The underlying principle behind giving blood transfusions is to maintain a certain level of hemoglobin, a component of red blood cells that is responsible for carrying oxygen throughout the body, in a patient’s blood. Low hemoglobin levels mean that less oxygen is being delivered to tissues and organs, possibly increasing the risk of infection, slowing the body’s ability to heal and causing tissue and organ damage. Proponents of blood management believe that patients may be able to do well at lower hemoglobin levels than previously believed.
Blood management combines a variety of techniques that allow a patient to be treated without blood transfusions. Blood management procedures are often utilized by patients who, for religious reasons, do not believe in blood transfusions. However, there are other reasons patients may wish to pursue blood management surgery. Some patients cannot receive blood transfusions because their bodies have made antibodies against markers found on some red blood cells. Others are concerned there may be a risk of contracting diseases from blood transfusions.
If you are considering a blood management procedure, talk to your doctor first or contact a blood management medicine center to find out if it is a good fit for you.
To find out more about the Cypress
Fairbanks Blood Management Program
and to contact the Bloodless Medicine
Coordinator, call 281-897-3485
or complete this brief questionnaire.

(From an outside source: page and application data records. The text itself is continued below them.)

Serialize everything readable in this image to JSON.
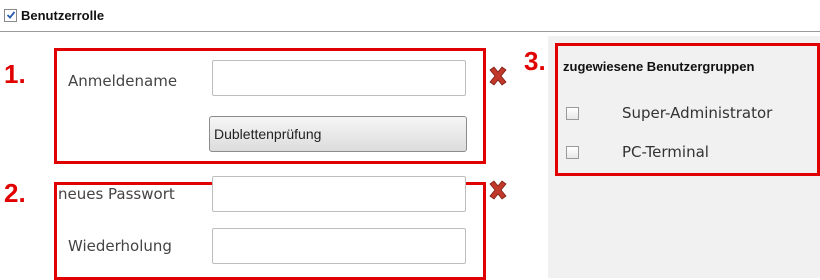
{
  "section": {
    "title": "Benutzerrolle",
    "checked": true
  },
  "annotations": {
    "one": "1.",
    "two": "2.",
    "three": "3."
  },
  "login": {
    "label": "Anmeldename",
    "value": "",
    "duplicate_check_button": "Dublettenprüfung"
  },
  "password": {
    "new_label": "neues Passwort",
    "new_value": "",
    "repeat_label": "Wiederholung",
    "repeat_value": ""
  },
  "groups": {
    "title": "zugewiesene Benutzergruppen",
    "items": [
      {
        "label": "Super-Administrator",
        "checked": false
      },
      {
        "label": "PC-Terminal",
        "checked": false
      }
    ]
  },
  "colors": {
    "annotation_red": "#e00000",
    "delete_icon": "#c0392b"
  },
  "icons": {
    "section_checkbox": "checkbox-checked-icon",
    "clear": "red-x-icon"
  }
}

*"Bloodless" means medical or surgical treatment without the use of banked (stored) allogenic blood or primary blood components. Blood loss often occurs during surgery. A bloodless program endeavors to minimize blood loss by utilizing special blood conservation methods.